Bacteria can be engineered to generate therapeutic payloads of anti-cancer drugs or gene products that help combat cancer. These engineered bacteria possess many benefits over current cancer therapies, which are often highly toxic, poorly penetrate tumor tissue, and ineffectual at targeting tumors. Genetically engineered bacteria can be made to possess similar characteristics as the bacteria that naturally live inside one’s body (e.g., the billions of bacteria in the intestines). These bacteria will localize to their “natural habitat” and locally produce anti-cancer products in that location.
Other examples of bacterial localization (to tumor) mechanisms include: specific chemotaxis, preferred growth, and hypoxic germination (tumor possess certain chemical signatures, grow much faster than regular cells, and have hypoxic cores). St Jean et al. have reported that, “deleting the ribose/galactose chemoreceptor has been shown to cause bacterial accumulation in therapeutically resistant tumor regions” (3).

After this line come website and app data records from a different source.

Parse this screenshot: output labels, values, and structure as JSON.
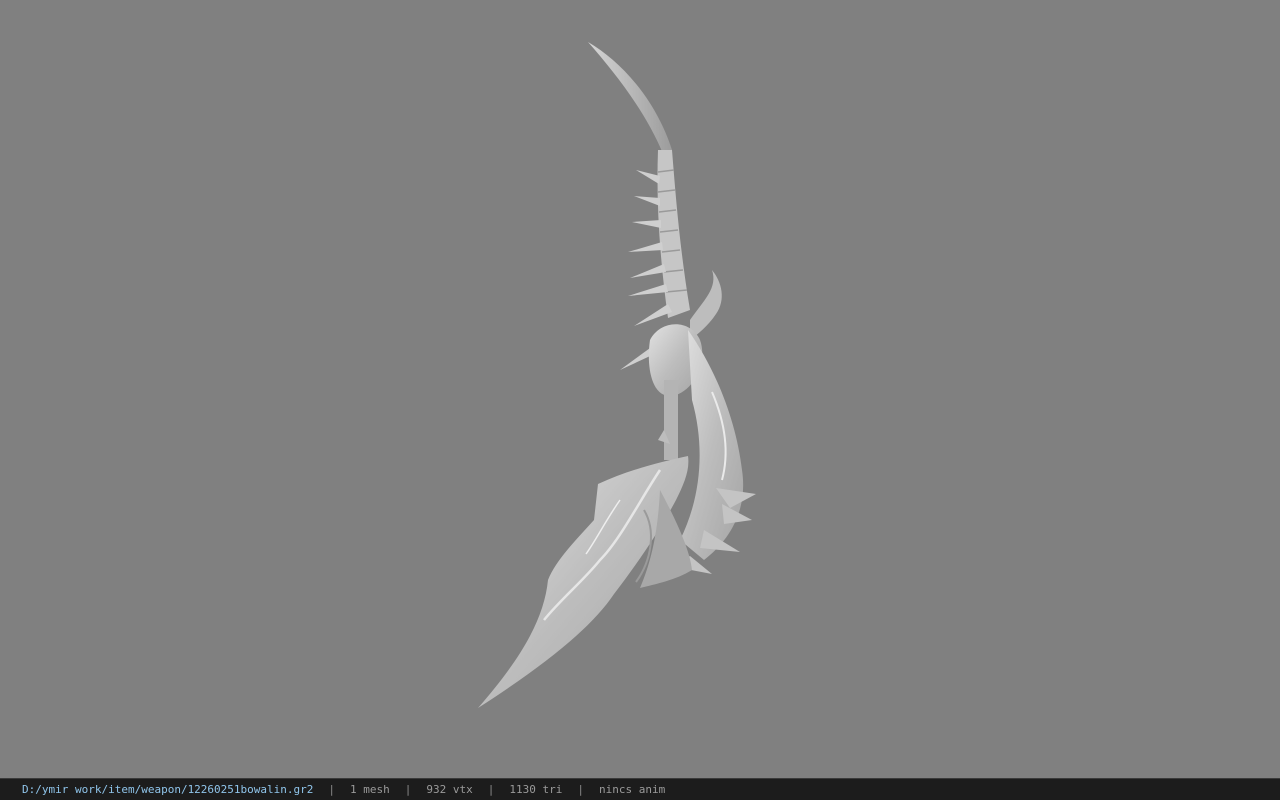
{
  "viewport": {
    "background_color": "#808080",
    "model_color": "#c9c9c9"
  },
  "statusbar": {
    "file_path": "D:/ymir work/item/weapon/12260251bowalin.gr2",
    "separator": "|",
    "mesh_count": "1 mesh",
    "vertex_count": "932 vtx",
    "triangle_count": "1130 tri",
    "animation": "nincs anim",
    "path_color": "#8fc4ea"
  }
}
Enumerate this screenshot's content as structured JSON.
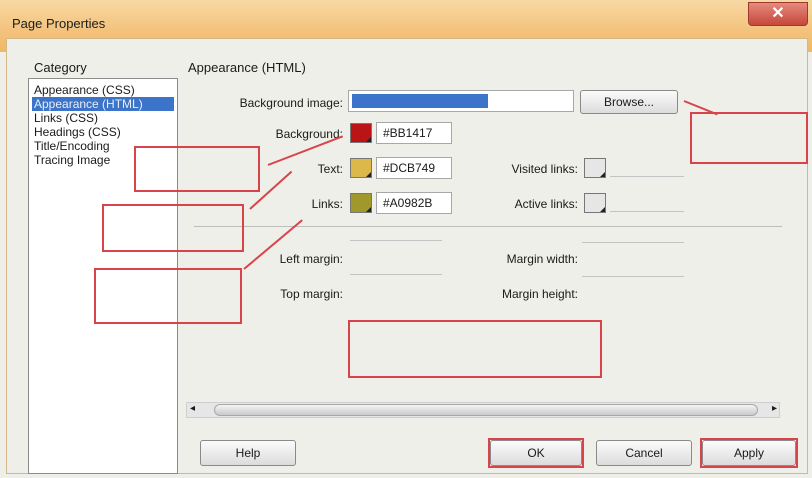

Mechanisms-of-action for engineered bacteria once they arrive at the site of the tumor include: (temporally controlled) cytotoxin release, enzymatic activation of pro-drugs (making them active only at the site of the tumor), and secretion of physiologically active biomolecules. To date, bacteria have been engineered to express the anti-tumor products: tumor-necrosis-factor-alpha, hypoxia-inducible-factor-1-alpha antibodies, interleukin-2, and cytosine deaminase. (3)
(Note: this use of bacteria to help in the fight against cancer is a direct application of engineered bacteria into a patient’s body. It is distinct from the concept “bacteria factories” used to mass-produce cancer drugs like taxol (which at one point in time could only be harvested from the yew tree). “Factory” bacteria never enter a patient and I do not consider them a “bacterial treatment for cancer” as the topics discussed above are.)
(1) de Moreno de LeBlanc et al. 2007 (de Moreno de LeBlanc A, Matar C, Perdign G. “The application of probiotics in cancer.” Br J Nutr. 2007 Oct;98 Suppl 1:S105-10.)
(2) Clancy and Pang 2007 (Clancy RL, Pang GJ. “Probiotics-industry myth or a practical reality?” Am Coll Nutr. 2007 Dec;26(6):691S-4S.)
(3) St Jean et al. 2008 (St Jean AT, Zhang M, Forbes NS. “Bacterial therapies: completing the cancer treatment toolbox.” Curr Opin Biotechnol. 2008 Oct;19(5):511-7. Epub 2008 Sep 18.)
(4) Hozyasz 2008 (Hozyasz KK. “Promising role of probiotics in prevention of smoking-related diseases” [Article in Polish] Przegl Lek. 2008;65(10):706-8.)